- **Problem details**
Extract each line of the data below exactly as written.

Page and application data records
-=-=-

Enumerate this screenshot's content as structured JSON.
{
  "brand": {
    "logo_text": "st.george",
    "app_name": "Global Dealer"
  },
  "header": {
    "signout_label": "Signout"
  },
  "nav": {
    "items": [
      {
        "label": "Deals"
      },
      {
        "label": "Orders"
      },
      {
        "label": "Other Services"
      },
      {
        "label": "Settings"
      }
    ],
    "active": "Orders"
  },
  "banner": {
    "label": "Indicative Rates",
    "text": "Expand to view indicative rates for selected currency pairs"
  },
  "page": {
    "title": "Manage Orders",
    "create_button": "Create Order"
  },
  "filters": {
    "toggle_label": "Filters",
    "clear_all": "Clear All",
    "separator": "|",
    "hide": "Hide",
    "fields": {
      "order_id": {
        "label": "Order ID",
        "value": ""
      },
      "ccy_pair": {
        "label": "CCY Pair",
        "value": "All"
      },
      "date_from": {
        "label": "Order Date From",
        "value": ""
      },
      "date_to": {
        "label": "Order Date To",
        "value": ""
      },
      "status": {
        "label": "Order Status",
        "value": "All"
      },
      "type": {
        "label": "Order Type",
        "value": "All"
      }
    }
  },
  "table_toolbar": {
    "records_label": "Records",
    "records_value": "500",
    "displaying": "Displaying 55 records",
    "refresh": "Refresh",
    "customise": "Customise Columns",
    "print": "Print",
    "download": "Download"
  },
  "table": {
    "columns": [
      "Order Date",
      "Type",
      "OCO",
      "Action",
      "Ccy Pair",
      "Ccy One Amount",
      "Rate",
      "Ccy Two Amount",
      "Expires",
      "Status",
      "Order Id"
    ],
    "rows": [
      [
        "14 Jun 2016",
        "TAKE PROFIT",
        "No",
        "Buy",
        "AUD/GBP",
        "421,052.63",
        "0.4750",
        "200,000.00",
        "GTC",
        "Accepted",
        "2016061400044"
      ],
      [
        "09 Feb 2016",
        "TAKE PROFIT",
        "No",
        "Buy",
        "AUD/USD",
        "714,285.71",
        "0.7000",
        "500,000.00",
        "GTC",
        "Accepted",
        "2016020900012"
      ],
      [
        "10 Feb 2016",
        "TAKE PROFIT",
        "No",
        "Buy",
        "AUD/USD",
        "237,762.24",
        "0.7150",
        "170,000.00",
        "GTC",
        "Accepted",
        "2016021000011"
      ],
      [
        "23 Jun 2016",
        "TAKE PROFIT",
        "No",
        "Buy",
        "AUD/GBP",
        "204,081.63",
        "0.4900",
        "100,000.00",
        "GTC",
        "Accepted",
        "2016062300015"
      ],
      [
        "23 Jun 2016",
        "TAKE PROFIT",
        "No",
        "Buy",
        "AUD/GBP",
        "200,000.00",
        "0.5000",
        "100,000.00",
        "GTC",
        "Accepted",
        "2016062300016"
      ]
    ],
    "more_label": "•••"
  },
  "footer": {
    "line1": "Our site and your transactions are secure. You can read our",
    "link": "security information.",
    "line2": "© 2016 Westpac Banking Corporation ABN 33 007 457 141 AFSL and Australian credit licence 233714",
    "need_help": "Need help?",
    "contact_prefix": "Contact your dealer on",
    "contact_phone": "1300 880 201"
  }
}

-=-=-

- **Finished task**
Enumerate this screenshot's content as structured JSON.
{
  "brand": {
    "logo_text": "st.george",
    "app_name": "Global Dealer"
  },
  "header": {
    "signout_label": "Signout"
  },
  "nav": {
    "items": [
      {
        "label": "Deals"
      },
      {
        "label": "Orders"
      },
      {
        "label": "Other Services"
      },
      {
        "label": "Settings"
      }
    ],
    "active": "Orders"
  },
  "banner": {
    "label": "Indicative Rates",
    "text": "Expand to view indicative rates for selected currency pairs"
  },
  "page": {
    "title": "Manage Orders",
    "create_button": "Create Order"
  },
  "filters": {
    "toggle_label": "Filters",
    "clear_all": "Clear All",
    "separator": "|",
    "hide": "Hide",
    "fields": {
      "order_id": {
        "label": "Order ID",
        "value": ""
      },
      "ccy_pair": {
        "label": "CCY Pair",
        "value": "All"
      },
      "date_from": {
        "label": "Order Date From",
        "value": ""
      },
      "date_to": {
        "label": "Order Date To",
        "value": ""
      },
      "status": {
        "label": "Order Status",
        "value": "All"
      },
      "type": {
        "label": "Order Type",
        "value": "All"
      }
    }
  },
  "table_toolbar": {
    "records_label": "Records",
    "records_value": "500",
    "displaying": "Displaying 55 records",
    "refresh": "Refresh",
    "customise": "Customise Columns",
    "print": "Print",
    "download": "Download"
  },
  "table": {
    "columns": [
      "Order Date",
      "Type",
      "OCO",
      "Action",
      "Ccy Pair",
      "Ccy One Amount",
      "Rate",
      "Ccy Two Amount",
      "Expires",
      "Status",
      "Order Id"
    ],
    "rows": [
      [
        "14 Jun 2016",
        "TAKE PROFIT",
        "No",
        "Buy",
        "AUD/GBP",
        "421,052.63",
        "0.4750",
        "200,000.00",
        "GTC",
        "Accepted",
        "2016061400044"
      ],
      [
        "09 Feb 2016",
        "TAKE PROFIT",
        "No",
        "Buy",
        "AUD/USD",
        "714,285.71",
        "0.7000",
        "500,000.00",
        "GTC",
        "Accepted",
        "2016020900012"
      ],
      [
        "10 Feb 2016",
        "TAKE PROFIT",
        "No",
        "Buy",
        "AUD/USD",
        "237,762.24",
        "0.7150",
        "170,000.00",
        "GTC",
        "Accepted",
        "2016021000011"
      ],
      [
        "23 Jun 2016",
        "TAKE PROFIT",
        "No",
        "Buy",
        "AUD/GBP",
        "204,081.63",
        "0.4900",
        "100,000.00",
        "GTC",
        "Accepted",
        "2016062300015"
      ],
      [
        "23 Jun 2016",
        "TAKE PROFIT",
        "No",
        "Buy",
        "AUD/GBP",
        "200,000.00",
        "0.5000",
        "100,000.00",
        "GTC",
        "Accepted",
        "2016062300016"
      ]
    ],
    "more_label": "•••"
  },
  "footer": {
    "line1": "Our site and your transactions are secure. You can read our",
    "link": "security information.",
    "line2": "© 2016 Westpac Banking Corporation ABN 33 007 457 141 AFSL and Australian credit licence 233714",
    "need_help": "Need help?",
    "contact_prefix": "Contact your dealer on",
    "contact_phone": "1300 880 201"
  }
}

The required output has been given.